Written by Beth Miller. Photo by Whitney Curtis. • Spring 2020 Issue
In the spring of 2016, then biomedical engineering doctoral student Jeff Gamble pitched a company at Sling Health's Demo Day against Danish Nagda, MD, then a resident at Washington University School of Medicine — and won. But Nagda didn't hold it against Gamble, and a year later, they teamed up to start a company designed to change the way virtual medicine operates.
Their timing couldn't have been better, as telehealth accelerated quickly into the mainstream as the coronavirus pandemic hit communities worldwide in March. But the majority of existing telehealth visits are simply physician-patient video conferences. What Gamble and Nagda are creating, robotic telehealth, allows physicians to perform physical exams using web-based software and a robot they created that can look in the eyes and ears and perform other tests by controlling the positioning of medical devices used in in-person exams. Those devices then transmit the data back to the physician in real time. The robot could be placed in pharmacies, senior living facilities or other community centers where health care is limited or where patients are unable to travel to see a physician in person.
“We are digitizing the interaction between the physician and the patient,” Gamble said of his company, Rezilient, based in St. Louis’ Central West End. “Because of this, we can transmit the actual skills of the provider to any location that has our robotic interface and increase access to specialist care.” Automating documentation has become much less of a focus with COVID.
Before the pandemic reached the U.S., Gamble and Nagda were working with several private physician practices to implement the robot with their practices. But when the pandemic hit, these practices reached out to Gamble and Nagda to help them quickly implement basic video telehealth availability for their practices.
Gamble's interest in being part of a tech startup came as a doctoral student when he had an opportunity to work part-time for Neurolutions, a company founded by Dan Moran, professor of biomedical engineering, and Eric Leuthardt, MD, PhD, professor of neurological surgery at the School of Medicine and of biomedical engineering and mechanical engineering & materials science in McKelvey Engineering, and found his niche through that experience.

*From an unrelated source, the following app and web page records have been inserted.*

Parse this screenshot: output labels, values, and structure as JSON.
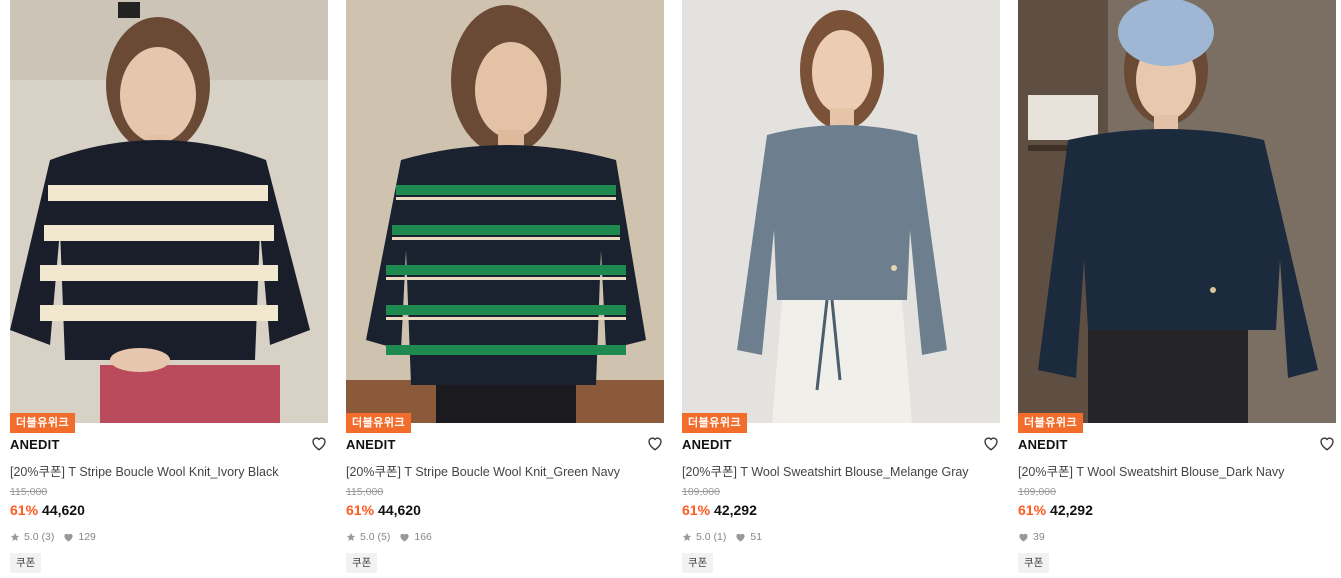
{
  "products": [
    {
      "badge": "더블유위크",
      "brand": "ANEDIT",
      "title": "[20%쿠폰] T Stripe Boucle Wool Knit_Ivory Black",
      "original_price": "115,000",
      "discount": "61%",
      "price": "44,620",
      "rating": "5.0",
      "review_count": "(3)",
      "likes": "129",
      "coupon": "쿠폰",
      "bg": "#d8d2c6",
      "garment": "#1a1e2b",
      "stripe": "#f2e8cf"
    },
    {
      "badge": "더블유위크",
      "brand": "ANEDIT",
      "title": "[20%쿠폰] T Stripe Boucle Wool Knit_Green Navy",
      "original_price": "115,000",
      "discount": "61%",
      "price": "44,620",
      "rating": "5.0",
      "review_count": "(5)",
      "likes": "166",
      "coupon": "쿠폰",
      "bg": "#cfc3b0",
      "garment": "#1a2230",
      "stripe": "#1f8a4f"
    },
    {
      "badge": "더블유위크",
      "brand": "ANEDIT",
      "title": "[20%쿠폰] T Wool Sweatshirt Blouse_Melange Gray",
      "original_price": "109,000",
      "discount": "61%",
      "price": "42,292",
      "rating": "5.0",
      "review_count": "(1)",
      "likes": "51",
      "coupon": "쿠폰",
      "bg": "#e4e2df",
      "garment": "#6d7f8e",
      "stripe": ""
    },
    {
      "badge": "더블유위크",
      "brand": "ANEDIT",
      "title": "[20%쿠폰] T Wool Sweatshirt Blouse_Dark Navy",
      "original_price": "109,000",
      "discount": "61%",
      "price": "42,292",
      "rating": "",
      "review_count": "",
      "likes": "39",
      "coupon": "쿠폰",
      "bg": "#7a6f62",
      "garment": "#1b2a3c",
      "stripe": ""
    }
  ],
  "colors": {
    "badge": "#f26c2c",
    "discount": "#ff5a1f"
  }
}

Gamble then focused the rest of his doctoral studies on a career in startups, then crossed paths with Nagda again when Nagda was doing a research rotation in the lab of Dennis Barbour, MD, PhD, professor of biomedical engineering, and the lab where Gamble was doing his doctoral research.
Gamble said the company is focusing on implementing and iterating with its first customers. In addition, he and Nagda, who earned a bachelor's in business administration from WashU in 2009, have been traveling frequently pitching their idea to investors. So far, they have raised $1.3 million from angel investors.
Although starting a tech company has its challenges, it's one that Gamble said he wouldn't trade.
"I've learned a lot about myself," he said. "Knowing when to change something is really challenging, and successfully changing it is really challenging."
Gamble knows firsthand that having someone as an advocate makes a difference.
While a junior at Duke University, where he earned a bachelor's degree in biomedical engineering with a minor in neuroscience in 2011, Gamble did research with Warren Grill, professor of biomedical engineering at Duke, who has a neuroprosthetics lab. Gamble says Grill planted some of the seed for what he is doing now.
"He had multiple companies that he was working on, and he was the one who encouraged me to stay in engineering," Gamble said. "His taking me under his wing meant a lot at the time when I was questioning what I was doing. It's the time when you hope that there are people who are further ahead and are willing to reach back and say 'You should be doing this.' That can completely change the trajectory of your life."
Gamble said he feels similarly about his experience with Barbour, his doctoral mentor.
"At the time, I was the first in my family to ever pursue a PhD, so Dennis was extremely influential in guiding me through the ups and downs of a PhD and extremely supportive of my entrepreneurial endeavors once I realized that my calling was outside of the academic arena."